PROMPT
Locate each line below that includes "constants" and reproduce it.

Extracted data entries
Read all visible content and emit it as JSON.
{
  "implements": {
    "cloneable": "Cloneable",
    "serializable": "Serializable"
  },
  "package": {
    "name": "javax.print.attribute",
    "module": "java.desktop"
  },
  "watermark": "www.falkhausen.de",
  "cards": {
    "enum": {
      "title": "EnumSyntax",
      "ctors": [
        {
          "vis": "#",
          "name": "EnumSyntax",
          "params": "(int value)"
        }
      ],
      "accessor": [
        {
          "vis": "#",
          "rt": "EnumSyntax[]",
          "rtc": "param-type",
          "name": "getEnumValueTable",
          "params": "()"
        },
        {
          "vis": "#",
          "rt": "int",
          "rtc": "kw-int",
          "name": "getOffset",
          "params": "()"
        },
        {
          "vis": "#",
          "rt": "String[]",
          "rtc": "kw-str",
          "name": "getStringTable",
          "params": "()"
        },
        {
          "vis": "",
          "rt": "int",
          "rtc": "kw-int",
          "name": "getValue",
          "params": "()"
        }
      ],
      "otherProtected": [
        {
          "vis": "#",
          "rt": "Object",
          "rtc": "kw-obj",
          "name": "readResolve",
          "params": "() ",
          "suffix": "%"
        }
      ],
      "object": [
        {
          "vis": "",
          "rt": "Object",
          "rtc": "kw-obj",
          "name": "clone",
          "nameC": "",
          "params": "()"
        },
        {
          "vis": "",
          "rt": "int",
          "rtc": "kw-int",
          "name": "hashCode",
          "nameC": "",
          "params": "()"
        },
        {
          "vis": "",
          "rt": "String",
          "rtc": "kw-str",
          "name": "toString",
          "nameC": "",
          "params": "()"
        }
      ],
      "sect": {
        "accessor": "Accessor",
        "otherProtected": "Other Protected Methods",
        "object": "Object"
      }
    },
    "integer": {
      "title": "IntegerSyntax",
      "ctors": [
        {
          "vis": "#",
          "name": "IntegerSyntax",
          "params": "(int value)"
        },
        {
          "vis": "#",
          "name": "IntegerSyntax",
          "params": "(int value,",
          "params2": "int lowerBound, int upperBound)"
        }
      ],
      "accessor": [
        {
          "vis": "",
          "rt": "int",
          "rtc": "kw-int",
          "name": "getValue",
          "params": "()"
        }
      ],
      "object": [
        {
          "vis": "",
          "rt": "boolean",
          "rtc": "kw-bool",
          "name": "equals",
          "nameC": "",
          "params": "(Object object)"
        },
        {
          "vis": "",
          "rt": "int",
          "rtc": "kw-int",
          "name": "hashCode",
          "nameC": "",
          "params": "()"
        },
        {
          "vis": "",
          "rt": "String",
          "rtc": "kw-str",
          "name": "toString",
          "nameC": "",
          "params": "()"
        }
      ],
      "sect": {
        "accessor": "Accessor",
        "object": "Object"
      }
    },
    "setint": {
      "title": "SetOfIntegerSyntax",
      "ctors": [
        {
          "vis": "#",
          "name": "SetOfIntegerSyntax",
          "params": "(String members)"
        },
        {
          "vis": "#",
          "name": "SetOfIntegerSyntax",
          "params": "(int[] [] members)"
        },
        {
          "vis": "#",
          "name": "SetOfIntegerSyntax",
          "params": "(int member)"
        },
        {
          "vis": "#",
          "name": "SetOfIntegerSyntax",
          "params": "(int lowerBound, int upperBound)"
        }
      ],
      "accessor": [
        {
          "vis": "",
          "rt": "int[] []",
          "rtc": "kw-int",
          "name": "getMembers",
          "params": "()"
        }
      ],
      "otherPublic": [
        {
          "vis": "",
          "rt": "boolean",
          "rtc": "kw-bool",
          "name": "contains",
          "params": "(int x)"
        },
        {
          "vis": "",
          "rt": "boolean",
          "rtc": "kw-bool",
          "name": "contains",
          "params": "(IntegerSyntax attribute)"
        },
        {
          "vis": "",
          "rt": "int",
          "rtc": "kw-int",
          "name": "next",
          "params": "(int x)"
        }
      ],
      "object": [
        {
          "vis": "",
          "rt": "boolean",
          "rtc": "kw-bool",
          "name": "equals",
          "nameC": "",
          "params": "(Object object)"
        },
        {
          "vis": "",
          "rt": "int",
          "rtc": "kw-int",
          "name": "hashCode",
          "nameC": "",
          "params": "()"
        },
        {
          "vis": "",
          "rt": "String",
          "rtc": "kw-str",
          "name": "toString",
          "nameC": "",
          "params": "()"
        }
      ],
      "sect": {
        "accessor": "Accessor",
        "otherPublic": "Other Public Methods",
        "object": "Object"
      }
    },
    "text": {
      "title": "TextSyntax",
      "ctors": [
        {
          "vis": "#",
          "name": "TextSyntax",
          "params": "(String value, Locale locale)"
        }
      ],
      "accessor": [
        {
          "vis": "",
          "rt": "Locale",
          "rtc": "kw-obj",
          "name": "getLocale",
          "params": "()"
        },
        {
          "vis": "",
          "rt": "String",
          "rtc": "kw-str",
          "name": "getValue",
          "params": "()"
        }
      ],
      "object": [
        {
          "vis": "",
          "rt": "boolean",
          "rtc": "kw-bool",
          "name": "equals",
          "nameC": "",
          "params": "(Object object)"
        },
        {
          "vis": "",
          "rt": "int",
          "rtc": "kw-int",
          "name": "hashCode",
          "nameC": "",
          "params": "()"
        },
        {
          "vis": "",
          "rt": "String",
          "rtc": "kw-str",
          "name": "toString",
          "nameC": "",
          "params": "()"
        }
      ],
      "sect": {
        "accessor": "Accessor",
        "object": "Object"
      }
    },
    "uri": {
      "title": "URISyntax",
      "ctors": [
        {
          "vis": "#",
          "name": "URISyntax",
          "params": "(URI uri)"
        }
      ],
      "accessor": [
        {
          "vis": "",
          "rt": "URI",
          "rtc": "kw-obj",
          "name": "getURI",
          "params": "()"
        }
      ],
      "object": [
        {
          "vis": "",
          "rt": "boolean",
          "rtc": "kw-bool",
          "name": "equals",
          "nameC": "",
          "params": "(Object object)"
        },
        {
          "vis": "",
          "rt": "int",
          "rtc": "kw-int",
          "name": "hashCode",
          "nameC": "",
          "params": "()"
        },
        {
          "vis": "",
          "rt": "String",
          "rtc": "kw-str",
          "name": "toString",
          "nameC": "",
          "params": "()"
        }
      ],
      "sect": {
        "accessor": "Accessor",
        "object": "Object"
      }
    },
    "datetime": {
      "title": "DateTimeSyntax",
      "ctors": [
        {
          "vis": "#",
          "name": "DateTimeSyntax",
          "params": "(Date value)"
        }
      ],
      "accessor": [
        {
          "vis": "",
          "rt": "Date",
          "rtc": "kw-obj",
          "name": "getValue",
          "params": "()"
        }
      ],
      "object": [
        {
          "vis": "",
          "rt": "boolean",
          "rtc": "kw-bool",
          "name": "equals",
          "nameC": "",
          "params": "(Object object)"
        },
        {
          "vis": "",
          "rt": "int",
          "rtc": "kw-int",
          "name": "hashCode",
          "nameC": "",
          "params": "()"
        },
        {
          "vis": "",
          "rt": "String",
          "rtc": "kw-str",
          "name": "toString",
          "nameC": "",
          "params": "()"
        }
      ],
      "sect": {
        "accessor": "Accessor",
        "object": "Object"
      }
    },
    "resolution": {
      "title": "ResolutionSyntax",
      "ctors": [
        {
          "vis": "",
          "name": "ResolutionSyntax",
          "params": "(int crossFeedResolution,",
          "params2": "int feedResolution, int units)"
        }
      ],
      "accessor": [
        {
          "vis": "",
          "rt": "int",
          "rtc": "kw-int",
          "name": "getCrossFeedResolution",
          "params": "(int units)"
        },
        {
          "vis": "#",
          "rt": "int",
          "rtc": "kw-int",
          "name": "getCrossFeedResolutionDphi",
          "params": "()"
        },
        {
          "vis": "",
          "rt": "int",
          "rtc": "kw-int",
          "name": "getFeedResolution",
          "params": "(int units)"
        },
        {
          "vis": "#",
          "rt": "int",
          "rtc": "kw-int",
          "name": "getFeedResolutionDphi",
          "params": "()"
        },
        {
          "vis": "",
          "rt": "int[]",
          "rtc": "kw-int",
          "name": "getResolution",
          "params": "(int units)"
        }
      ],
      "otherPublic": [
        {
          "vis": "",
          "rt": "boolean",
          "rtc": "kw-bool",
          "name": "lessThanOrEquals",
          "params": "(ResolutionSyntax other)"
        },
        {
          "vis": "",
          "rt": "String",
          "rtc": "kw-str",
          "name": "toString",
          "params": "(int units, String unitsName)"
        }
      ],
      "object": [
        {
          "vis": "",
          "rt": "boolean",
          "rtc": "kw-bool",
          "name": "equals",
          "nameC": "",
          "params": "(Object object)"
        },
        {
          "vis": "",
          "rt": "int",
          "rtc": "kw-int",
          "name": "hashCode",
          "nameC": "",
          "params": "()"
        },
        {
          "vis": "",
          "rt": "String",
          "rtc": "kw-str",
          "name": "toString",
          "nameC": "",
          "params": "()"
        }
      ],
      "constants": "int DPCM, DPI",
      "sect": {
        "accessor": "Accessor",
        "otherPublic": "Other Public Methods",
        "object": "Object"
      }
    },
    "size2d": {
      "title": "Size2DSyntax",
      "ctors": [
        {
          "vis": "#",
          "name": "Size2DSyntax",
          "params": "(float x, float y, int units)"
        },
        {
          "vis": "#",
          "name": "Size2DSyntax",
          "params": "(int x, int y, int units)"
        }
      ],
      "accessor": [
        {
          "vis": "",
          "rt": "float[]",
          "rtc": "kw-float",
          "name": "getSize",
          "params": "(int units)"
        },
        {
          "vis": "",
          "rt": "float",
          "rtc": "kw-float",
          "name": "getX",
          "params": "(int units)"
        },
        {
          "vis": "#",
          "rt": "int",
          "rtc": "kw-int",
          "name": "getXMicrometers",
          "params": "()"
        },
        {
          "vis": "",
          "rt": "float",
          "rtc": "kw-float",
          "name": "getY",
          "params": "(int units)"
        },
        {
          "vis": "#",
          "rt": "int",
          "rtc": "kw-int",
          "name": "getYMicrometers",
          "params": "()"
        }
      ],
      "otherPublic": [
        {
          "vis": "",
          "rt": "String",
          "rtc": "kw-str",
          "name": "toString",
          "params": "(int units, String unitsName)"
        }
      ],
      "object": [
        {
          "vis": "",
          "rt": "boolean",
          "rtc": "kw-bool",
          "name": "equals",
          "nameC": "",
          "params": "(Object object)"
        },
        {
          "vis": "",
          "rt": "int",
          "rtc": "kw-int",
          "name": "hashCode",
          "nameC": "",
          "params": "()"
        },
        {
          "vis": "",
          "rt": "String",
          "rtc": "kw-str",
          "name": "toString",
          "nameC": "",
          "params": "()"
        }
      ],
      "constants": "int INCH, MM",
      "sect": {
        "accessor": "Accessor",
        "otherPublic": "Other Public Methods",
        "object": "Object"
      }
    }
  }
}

TASK RESULT
      "constants": "int DPCM, DPI",
      "constants": "int INCH, MM",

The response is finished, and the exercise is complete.